What the task asks
Using the material that follows, identify and copy each line with the string "glyph".

=== Extracted data ===

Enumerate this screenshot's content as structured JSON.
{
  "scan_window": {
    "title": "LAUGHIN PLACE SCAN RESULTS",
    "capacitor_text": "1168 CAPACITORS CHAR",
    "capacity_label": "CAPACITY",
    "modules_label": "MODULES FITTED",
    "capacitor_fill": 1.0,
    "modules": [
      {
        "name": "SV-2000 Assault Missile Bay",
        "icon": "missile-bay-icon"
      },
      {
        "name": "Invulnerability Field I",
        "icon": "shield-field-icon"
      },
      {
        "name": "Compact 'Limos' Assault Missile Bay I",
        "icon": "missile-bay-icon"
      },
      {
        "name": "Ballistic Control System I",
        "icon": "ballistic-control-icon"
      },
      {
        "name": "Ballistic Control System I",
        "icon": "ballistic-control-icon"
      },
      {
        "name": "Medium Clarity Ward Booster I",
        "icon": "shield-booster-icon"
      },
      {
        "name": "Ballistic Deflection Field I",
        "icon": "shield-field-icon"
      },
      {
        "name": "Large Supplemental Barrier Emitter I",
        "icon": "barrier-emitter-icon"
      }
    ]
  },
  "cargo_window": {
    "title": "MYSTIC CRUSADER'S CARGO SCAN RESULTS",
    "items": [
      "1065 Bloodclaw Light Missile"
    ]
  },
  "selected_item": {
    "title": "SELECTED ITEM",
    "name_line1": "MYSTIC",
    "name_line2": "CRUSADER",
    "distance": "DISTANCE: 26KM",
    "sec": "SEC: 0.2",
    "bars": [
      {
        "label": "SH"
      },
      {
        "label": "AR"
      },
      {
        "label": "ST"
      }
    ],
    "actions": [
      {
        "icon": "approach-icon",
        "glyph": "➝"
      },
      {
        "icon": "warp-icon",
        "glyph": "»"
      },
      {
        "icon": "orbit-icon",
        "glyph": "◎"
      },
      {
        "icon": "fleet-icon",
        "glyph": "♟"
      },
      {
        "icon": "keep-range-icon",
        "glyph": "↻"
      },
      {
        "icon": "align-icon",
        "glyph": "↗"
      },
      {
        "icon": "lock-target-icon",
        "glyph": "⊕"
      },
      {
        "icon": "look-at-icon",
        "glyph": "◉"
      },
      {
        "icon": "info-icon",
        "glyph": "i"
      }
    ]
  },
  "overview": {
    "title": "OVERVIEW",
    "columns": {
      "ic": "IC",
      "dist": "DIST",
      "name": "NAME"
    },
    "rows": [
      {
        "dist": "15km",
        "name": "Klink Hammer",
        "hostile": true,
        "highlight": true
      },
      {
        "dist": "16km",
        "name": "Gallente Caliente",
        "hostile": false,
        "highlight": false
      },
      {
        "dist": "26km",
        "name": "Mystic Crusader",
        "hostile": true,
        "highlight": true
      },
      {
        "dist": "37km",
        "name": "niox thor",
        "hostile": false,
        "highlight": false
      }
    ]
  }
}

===

Result for this exercise
        "glyph": "➝"
        "glyph": "»"
        "glyph": "◎"
        "glyph": "♟"
        "glyph": "↻"
        "glyph": "↗"
        "glyph": "⊕"
        "glyph": "◉"
        "glyph": "i"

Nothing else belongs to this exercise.